And so this is a merging of the criminal and the counterterrorism investigators. And then Wray also said we'd see changes in how the agency's 200 or so joint terrorism task forces - these are JTTFs - and they've really focused primarily on the Islamist extremist threat. And Wray said that those teams - we're talking 4,500 federal, state, local investigators - that they've been instructed to keep domestic terrorism, quote, "squarely within their sights."

CORNISH: What do your sources tell you about how this has played out in actual cases so far?
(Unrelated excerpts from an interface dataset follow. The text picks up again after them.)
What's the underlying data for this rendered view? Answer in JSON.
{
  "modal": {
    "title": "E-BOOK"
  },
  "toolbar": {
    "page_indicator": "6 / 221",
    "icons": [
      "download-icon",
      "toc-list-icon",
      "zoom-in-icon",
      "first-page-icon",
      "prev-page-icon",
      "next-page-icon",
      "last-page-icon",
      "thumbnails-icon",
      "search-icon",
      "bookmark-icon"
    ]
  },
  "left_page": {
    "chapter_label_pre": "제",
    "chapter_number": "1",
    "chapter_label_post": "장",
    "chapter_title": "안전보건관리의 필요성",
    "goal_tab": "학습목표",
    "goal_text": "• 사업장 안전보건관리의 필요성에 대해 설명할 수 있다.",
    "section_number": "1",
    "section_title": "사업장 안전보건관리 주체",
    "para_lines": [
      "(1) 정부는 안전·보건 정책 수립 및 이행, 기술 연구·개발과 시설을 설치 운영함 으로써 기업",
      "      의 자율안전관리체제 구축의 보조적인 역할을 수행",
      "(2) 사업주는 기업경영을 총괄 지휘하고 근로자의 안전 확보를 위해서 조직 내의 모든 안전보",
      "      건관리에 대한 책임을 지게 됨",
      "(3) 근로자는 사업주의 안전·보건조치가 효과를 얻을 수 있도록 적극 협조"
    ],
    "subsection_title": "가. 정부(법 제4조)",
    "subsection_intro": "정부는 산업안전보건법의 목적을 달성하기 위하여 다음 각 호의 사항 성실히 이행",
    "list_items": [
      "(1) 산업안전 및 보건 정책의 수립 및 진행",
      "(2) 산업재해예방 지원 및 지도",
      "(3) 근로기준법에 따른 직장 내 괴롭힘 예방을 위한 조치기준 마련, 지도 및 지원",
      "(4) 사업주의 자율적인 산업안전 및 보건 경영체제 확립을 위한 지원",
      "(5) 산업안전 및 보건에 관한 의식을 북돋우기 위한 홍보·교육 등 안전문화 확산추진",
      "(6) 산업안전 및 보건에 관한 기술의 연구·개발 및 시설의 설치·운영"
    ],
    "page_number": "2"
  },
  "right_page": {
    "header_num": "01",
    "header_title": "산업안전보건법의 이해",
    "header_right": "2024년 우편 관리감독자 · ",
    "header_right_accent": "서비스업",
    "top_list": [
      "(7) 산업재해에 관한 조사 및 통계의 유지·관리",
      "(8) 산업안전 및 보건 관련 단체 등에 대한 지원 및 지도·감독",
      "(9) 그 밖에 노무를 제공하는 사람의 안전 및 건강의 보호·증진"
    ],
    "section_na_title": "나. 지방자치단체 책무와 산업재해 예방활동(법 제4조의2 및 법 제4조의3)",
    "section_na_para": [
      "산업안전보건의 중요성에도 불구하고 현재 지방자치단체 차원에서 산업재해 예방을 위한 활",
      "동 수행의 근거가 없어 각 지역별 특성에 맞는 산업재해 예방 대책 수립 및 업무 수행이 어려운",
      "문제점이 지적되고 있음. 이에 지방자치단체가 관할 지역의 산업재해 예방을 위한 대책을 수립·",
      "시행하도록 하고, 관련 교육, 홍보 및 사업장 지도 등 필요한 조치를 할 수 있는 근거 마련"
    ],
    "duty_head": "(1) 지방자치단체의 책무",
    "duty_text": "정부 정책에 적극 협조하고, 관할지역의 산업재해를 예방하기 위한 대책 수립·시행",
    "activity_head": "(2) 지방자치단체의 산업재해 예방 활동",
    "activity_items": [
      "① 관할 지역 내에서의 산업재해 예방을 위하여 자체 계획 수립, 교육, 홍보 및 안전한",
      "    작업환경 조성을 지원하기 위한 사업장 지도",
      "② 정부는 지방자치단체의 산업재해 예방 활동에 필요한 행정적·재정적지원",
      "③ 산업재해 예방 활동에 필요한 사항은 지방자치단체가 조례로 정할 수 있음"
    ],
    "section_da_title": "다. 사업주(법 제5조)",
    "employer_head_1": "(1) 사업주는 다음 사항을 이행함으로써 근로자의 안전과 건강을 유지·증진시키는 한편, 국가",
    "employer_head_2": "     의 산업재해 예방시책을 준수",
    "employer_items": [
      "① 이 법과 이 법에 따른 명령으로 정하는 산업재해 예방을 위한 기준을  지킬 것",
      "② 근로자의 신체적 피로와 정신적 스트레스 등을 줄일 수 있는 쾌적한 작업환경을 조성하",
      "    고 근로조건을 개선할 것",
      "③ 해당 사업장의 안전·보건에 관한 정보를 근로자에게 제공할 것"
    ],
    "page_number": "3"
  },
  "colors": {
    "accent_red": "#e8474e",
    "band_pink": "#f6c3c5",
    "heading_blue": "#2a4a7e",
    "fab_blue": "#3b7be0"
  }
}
ALLAM: Right. Well, federal agents tell you, we've always been making these cases. And that's true. It's not a new category of threat. And to be clear, we are still talking about a fringe. But it's a fringe that's been seeping into the mainstream in some alarming ways. But yet it hasn't been typically treated as a national security issue. And in fact, it's been played down by the Trump administration, both in language and in funding priorities.

So yes, we are seeing a change in tone, and we're certainly hearing, you know, more from the FBI about these kinds of cases. You know, Exhibit A is the FBI's operation against the neo-Nazi group known as The Base. This is a group that wanted to trigger a race war. They were infiltrated, and authorities rounded up seven suspected members in the past month on a variety of federal charges. And this was a case that Wray pointed to at the hearing.
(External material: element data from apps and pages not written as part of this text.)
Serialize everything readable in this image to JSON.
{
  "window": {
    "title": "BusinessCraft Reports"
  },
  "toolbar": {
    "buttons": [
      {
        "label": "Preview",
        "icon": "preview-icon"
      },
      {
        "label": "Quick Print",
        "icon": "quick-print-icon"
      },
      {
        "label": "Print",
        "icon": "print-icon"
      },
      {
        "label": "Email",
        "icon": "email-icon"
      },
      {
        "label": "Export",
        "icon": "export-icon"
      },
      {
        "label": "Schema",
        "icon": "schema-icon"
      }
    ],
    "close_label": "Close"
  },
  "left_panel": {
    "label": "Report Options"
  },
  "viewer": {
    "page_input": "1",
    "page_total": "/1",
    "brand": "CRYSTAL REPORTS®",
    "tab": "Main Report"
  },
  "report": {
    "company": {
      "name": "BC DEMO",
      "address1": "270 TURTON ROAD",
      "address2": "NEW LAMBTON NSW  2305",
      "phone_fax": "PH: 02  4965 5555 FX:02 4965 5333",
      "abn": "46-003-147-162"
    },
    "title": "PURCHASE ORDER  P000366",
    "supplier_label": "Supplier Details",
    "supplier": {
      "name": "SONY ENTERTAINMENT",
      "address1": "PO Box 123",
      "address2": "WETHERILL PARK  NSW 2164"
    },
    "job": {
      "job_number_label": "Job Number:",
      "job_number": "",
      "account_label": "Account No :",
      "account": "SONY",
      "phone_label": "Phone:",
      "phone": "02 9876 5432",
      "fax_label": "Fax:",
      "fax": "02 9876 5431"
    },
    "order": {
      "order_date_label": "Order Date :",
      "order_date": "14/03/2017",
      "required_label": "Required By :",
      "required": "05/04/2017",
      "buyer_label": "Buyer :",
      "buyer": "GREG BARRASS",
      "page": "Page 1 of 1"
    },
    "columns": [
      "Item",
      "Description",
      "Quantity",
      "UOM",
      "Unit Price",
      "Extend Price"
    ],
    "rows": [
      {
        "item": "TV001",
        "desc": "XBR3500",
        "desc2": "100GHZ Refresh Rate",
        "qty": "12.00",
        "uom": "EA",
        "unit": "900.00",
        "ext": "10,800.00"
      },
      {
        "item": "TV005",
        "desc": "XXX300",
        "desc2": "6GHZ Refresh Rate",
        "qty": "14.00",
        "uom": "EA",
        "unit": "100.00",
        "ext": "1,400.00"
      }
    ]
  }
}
But he also stressed that the FBI investigates violence, not ideology. And just over the weekend, we saw two hate groups staging rallies in big American cities. In Portland, Ore., a KKK faction backed out of their event at the last minute because some protesters showed up. But the Patriot Front was right here in Washington, D.C., marching on the National Mall in masks, chanting, reclaim America. So the FBI's signaling a crackdown on racially motivated extremism, but some of these groups are defiant and continue to dance right up to that line of what's protected speech.
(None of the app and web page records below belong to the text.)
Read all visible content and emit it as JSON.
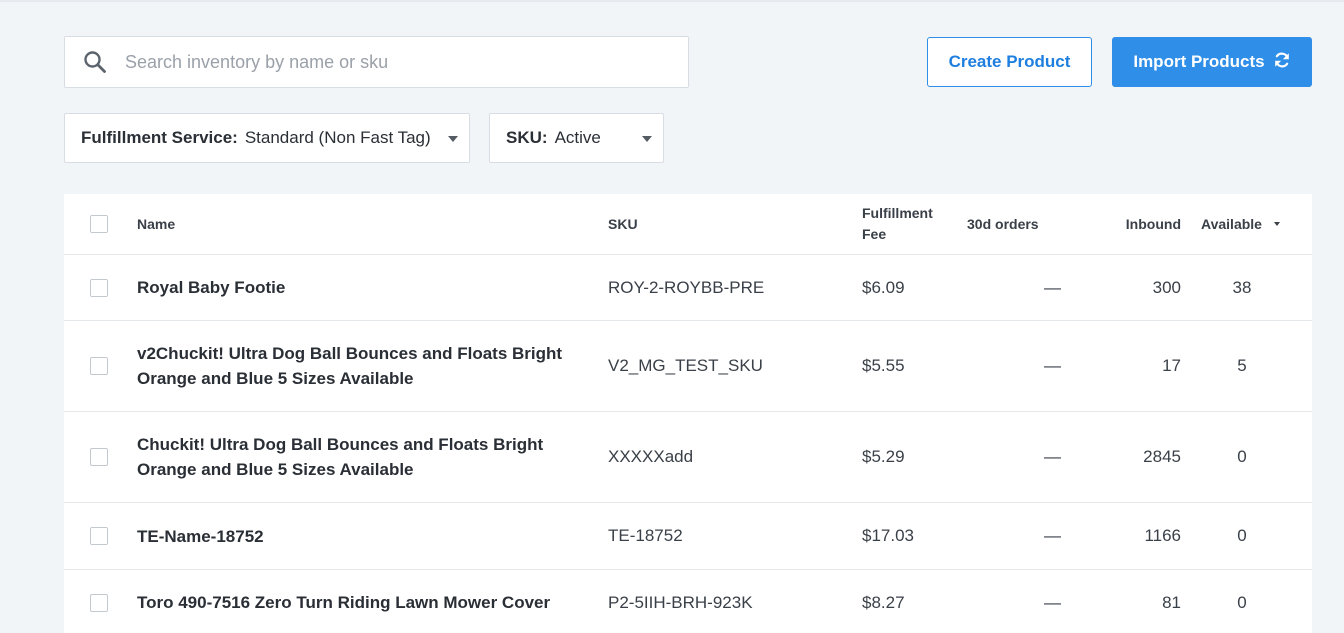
{
  "search": {
    "placeholder": "Search inventory by name or sku",
    "value": ""
  },
  "actions": {
    "create_label": "Create Product",
    "import_label": "Import Products",
    "import_icon": "refresh-icon"
  },
  "filters": {
    "fulfillment": {
      "label": "Fulfillment Service:",
      "value": "Standard (Non Fast Tag)"
    },
    "sku": {
      "label": "SKU:",
      "value": "Active"
    }
  },
  "table": {
    "columns": {
      "name": "Name",
      "sku": "SKU",
      "fee_line1": "Fulfillment",
      "fee_line2": "Fee",
      "orders": "30d orders",
      "inbound": "Inbound",
      "available": "Available"
    },
    "rows": [
      {
        "name": "Royal Baby Footie",
        "sku": "ROY-2-ROYBB-PRE",
        "fee": "$6.09",
        "orders": "—",
        "inbound": "300",
        "available": "38"
      },
      {
        "name": "v2Chuckit! Ultra Dog Ball Bounces and Floats Bright Orange and Blue 5 Sizes Available",
        "sku": "V2_MG_TEST_SKU",
        "fee": "$5.55",
        "orders": "—",
        "inbound": "17",
        "available": "5"
      },
      {
        "name": "Chuckit! Ultra Dog Ball Bounces and Floats Bright Orange and Blue 5 Sizes Available",
        "sku": "XXXXXadd",
        "fee": "$5.29",
        "orders": "—",
        "inbound": "2845",
        "available": "0"
      },
      {
        "name": "TE-Name-18752",
        "sku": "TE-18752",
        "fee": "$17.03",
        "orders": "—",
        "inbound": "1166",
        "available": "0"
      },
      {
        "name": "Toro 490-7516 Zero Turn Riding Lawn Mower Cover",
        "sku": "P2-5IIH-BRH-923K",
        "fee": "$8.27",
        "orders": "—",
        "inbound": "81",
        "available": "0"
      }
    ]
  }
}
CORNISH: Given what you said earlier about how this issue has been played down in the past in some ways - in language and in funding - how significant a step is this?

ALLAM: Like everything in Washington, it depends on who you ask. For many civil rights groups, members of Congress concerned about the rise in hate crimes, they say it's about time. You know, there - there's been a lot of criticism about, you know, has the government been nimble enough in responding to the changing threat picture - this picture - you know, the jihadist threat receding, at least here in the U.S., the far-right coming to the forefront.

And so, you know, some people say this isn't new; it's part of the restructuring that's been happening. And still others, especially former officials who worked on - you know, on these issues say, sounds promising, but we want to see whether this kind of violence gets the staffing, the funding and, really, the urgency that we saw with the fight against ISIS.

CORNISH: That's NPR's Hannah Allam. Thank you for your reporting.

ALLAM: Thank you. Transcript provided by NPR, Copyright NPR.

Hannah Allam is a Washington-based national security correspondent for NPR, focusing on homegrown extremism. Before joining NPR, she was a national correspondent at BuzzFeed News, covering U.S. Muslims and other issues of race, religion and culture. Allam previously reported for McClatchy, spending a decade overseas as bureau chief in Baghdad during the Iraq war and in Cairo during the Arab Spring rebellions. She moved to Washington in 2012 to cover foreign policy, then in 2015 began a yearlong series documenting rising hostility toward Islam in America. Her coverage of Islam in the United States won three national religion reporting awards in 2018 and 2019. Allam was part of McClatchy teams that won an Overseas Press Club award for exposing death squads in Iraq and a Polk Award for reporting on the Syrian conflict. She was a 2009 Nieman fellow at Harvard and currently serves on the board of the International Women's Media Foundation.